WWW. WEDNESDAY asks three questions to prompt you to speak bookishly. To participate, and to see how other book lovers responded, click here.  

1. What are you currently reading? Written in Blood by Diane Fanning. In 2001, Michael Peterson called 911. His wife, Kathleen, was dead at the foot of the basement stairs. He insisted she fell after too many glasses of wine and hit her head. The police didn't believe this for a moment.

I was self-employed (underemployed) in 2003 and watched Peterson's trial almost daily. I've wanted to revisit it ever since I heard Colin Firth was going to play Petersen in an upcoming HBO mini-series.

Let me state it plainly: I believe he beat his wife to death when she confronted him about his gay trysts. I think that this soulless sociopath quickly did the math: if Kathleen left him, he'd be penniless; if he killed her, he'd be a millionaire, thanks to her life insurance and benefits. While watching the trial in real-time, I came to hate him. The facts of this case have not improved my appraisal.

But this book is so very biased, I can see why people may be sympathetic to the pro-Peterson Netflix documentary series Staircase. Example, Diane Fanning completely fangirls over prosecutor Freda Black. I thought she was a clown. From this book, you would never get how over-the-top, bug-eyed, Suzanne-Sugarbaker-on-steroids she was before the jury. Conversely, Fanning consistently slams defense attorney David Rudolf for being "arrogant." Too slick in his fancy suits. Too mean to prosecution witnesses. In real time, I didn't see that at all. I saw a trial lawyer defending his client, which is how the system works. I disagreed with just about everything out of his mouth, but I appreciated his passion and (seeming) sincerity.

I've been a juror twice, once in a murder trial. I wonder if Ms. Fanning has ever sat in a jury box.

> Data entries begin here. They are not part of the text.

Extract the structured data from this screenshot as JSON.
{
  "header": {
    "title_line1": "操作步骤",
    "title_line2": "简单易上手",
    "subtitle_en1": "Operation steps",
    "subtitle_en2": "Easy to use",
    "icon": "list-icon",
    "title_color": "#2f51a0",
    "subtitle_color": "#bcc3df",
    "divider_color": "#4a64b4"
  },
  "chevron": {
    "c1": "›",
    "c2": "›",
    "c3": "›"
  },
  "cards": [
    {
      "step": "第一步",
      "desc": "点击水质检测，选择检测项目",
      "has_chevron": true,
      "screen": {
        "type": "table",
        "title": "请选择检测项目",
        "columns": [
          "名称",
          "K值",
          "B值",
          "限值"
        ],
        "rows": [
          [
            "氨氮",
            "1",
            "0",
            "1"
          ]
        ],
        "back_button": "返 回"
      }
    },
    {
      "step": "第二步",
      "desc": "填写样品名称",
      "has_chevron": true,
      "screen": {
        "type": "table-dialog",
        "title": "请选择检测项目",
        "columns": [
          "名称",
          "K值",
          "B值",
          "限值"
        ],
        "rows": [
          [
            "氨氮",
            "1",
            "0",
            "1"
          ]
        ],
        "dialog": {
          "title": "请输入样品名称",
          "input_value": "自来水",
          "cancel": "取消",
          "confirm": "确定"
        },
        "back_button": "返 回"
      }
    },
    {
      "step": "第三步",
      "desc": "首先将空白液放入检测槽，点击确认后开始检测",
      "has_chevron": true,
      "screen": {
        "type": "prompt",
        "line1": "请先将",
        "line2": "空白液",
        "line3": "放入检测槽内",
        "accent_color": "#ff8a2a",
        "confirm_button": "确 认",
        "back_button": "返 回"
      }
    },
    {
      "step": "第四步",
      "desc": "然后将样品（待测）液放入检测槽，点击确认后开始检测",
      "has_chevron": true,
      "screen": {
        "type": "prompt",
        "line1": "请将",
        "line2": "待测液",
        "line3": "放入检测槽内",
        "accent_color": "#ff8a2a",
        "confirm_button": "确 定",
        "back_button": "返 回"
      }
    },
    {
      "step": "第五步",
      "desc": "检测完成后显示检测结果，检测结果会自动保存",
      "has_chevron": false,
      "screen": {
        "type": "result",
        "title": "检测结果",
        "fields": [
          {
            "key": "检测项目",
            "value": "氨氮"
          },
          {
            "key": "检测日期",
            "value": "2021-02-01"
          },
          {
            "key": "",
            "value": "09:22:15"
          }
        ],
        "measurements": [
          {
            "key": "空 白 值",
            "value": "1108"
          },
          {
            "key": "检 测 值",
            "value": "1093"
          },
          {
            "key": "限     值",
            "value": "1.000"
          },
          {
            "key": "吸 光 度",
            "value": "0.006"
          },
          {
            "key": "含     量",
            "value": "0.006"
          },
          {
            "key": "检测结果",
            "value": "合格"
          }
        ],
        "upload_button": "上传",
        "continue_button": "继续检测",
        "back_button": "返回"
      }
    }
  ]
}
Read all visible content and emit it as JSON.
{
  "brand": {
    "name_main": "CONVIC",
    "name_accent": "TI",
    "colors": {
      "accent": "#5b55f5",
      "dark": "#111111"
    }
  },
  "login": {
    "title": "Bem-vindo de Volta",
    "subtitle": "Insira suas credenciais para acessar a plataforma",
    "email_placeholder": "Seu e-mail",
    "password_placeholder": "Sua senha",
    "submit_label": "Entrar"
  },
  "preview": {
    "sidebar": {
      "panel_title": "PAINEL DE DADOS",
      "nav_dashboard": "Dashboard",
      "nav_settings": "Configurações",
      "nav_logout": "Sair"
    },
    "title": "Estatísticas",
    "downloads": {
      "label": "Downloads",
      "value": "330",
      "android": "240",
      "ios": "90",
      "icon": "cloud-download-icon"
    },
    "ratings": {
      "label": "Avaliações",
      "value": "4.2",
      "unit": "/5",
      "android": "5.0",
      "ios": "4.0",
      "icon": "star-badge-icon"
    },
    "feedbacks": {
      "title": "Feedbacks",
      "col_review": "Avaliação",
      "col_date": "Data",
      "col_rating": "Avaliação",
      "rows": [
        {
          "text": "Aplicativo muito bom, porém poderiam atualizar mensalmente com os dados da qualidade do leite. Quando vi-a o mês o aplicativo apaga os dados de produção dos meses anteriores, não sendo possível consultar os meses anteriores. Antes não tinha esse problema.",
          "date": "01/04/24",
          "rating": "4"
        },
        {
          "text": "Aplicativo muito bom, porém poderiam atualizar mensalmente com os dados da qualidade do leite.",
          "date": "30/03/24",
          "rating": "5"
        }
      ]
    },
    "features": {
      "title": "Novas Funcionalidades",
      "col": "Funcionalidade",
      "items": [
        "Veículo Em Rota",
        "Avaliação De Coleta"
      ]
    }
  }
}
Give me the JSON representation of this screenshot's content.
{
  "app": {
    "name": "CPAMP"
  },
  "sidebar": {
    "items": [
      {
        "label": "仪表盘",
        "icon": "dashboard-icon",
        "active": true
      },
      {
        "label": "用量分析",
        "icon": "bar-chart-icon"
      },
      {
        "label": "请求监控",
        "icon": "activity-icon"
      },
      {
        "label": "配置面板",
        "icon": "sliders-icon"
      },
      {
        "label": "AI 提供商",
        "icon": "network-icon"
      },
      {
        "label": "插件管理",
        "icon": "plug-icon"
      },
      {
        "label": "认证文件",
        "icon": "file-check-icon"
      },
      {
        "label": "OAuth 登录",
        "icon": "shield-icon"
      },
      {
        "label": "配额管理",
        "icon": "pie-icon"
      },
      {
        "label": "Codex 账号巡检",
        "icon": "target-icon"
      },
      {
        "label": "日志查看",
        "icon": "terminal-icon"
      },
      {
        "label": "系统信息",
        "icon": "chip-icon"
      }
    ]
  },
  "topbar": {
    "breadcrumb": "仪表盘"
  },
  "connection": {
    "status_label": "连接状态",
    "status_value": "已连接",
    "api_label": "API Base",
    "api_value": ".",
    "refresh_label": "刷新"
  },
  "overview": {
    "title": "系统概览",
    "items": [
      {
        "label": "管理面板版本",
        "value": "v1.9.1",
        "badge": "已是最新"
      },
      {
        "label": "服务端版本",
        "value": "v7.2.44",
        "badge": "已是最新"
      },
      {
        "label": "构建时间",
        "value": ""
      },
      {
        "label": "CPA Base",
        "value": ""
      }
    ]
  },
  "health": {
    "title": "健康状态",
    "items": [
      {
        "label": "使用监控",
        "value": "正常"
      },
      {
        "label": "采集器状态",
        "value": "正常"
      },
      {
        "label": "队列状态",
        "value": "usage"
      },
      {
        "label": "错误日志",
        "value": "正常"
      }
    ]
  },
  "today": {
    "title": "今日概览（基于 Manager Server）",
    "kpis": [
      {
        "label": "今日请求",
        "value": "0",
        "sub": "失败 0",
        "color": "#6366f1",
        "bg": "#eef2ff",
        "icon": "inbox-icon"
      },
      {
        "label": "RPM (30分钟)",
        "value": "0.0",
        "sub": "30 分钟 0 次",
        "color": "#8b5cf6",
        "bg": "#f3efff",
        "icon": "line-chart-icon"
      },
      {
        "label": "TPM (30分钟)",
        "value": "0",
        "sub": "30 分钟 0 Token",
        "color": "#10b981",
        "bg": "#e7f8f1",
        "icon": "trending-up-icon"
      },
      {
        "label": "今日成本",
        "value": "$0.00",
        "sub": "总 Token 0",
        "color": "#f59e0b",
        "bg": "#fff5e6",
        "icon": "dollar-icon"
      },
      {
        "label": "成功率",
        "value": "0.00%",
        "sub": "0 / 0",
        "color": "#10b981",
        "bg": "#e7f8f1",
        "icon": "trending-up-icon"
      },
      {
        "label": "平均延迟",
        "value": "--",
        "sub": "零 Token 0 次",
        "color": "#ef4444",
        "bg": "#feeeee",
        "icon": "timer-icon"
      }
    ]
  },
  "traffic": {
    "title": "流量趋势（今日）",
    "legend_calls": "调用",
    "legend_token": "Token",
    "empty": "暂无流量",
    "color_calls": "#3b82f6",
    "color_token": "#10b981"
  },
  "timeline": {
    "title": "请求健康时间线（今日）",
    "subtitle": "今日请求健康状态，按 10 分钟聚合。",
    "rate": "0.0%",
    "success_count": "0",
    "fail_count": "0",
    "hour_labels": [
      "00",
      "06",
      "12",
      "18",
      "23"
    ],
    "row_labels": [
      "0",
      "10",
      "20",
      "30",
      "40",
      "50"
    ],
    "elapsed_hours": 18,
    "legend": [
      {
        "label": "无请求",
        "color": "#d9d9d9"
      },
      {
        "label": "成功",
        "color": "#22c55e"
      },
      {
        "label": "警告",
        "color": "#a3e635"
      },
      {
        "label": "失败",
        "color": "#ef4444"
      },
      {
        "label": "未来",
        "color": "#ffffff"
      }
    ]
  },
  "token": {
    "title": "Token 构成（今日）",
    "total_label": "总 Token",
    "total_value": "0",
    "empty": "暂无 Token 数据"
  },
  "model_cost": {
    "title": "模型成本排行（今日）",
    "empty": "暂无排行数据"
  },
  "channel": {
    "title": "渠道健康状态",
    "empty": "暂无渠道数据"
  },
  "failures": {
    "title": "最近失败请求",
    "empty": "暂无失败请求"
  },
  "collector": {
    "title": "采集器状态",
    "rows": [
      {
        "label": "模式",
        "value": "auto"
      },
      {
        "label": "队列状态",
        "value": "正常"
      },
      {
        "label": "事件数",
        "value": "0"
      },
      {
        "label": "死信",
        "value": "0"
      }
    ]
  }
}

So, do I recommend this book? Kinda/sorta. It's a fascinating case and Fanning is thorough (if not unbiased). She also brings Kathleen Peterson to life on these pages. So often the victims are forgotten. I'm adding a photo of her here, just to emphasize that she was:
•  The first woman to be accepted into the engineering program at Duke University

A white-collar female trailblazer. Kathleen was an executive first at Merck and then at Nortel. Pharma and tech. In the 80s, when her career was beginning, these were not exactly diverse or welcoming executive suites.

•  A philanthropist, a force in the Durham arts community.

•  A loving mother, not only to her own daughter Caitlin but to the teenage girls Peterson brought to their marriage.

RIP, Kathleen.

2. What did you recently finish reading? The Couple Next Door by Shari Lapena. Anne and Marco are invited to dinner by the couple next door. At the last moment, their babysitter cancels. Anne wants to stay home with their 6-month-old daughter, but Marco insists they go anyway. It's just next door! Theirs is a row house, they share a wall with their neighbors so they couldn't be any closer. They have a baby monitor so they can hear every noise the baby makes. If little Cora needs them, they can be home in less than two minutes. What could go wrong?


What a roller coaster ride this one is! The plot is twisty. The narration is spare, which gives it a distinct documentary feel. My only complaint is that it ends too abruptly. I'm sure I had a "what the hey?" look on my face at the finish. I would have preferred a denouement, a where-are-they-now about each of the characters.

This is one of those books that makes me glad I'm a barren spinster. No one is happily married. No one is as he or she seems. Everyone has secrets and everyone stands to lose if the whole truth comes out.

3. What will you read next? Last Girl Ghosted by Lisa Unger. The library just pinged. It's available!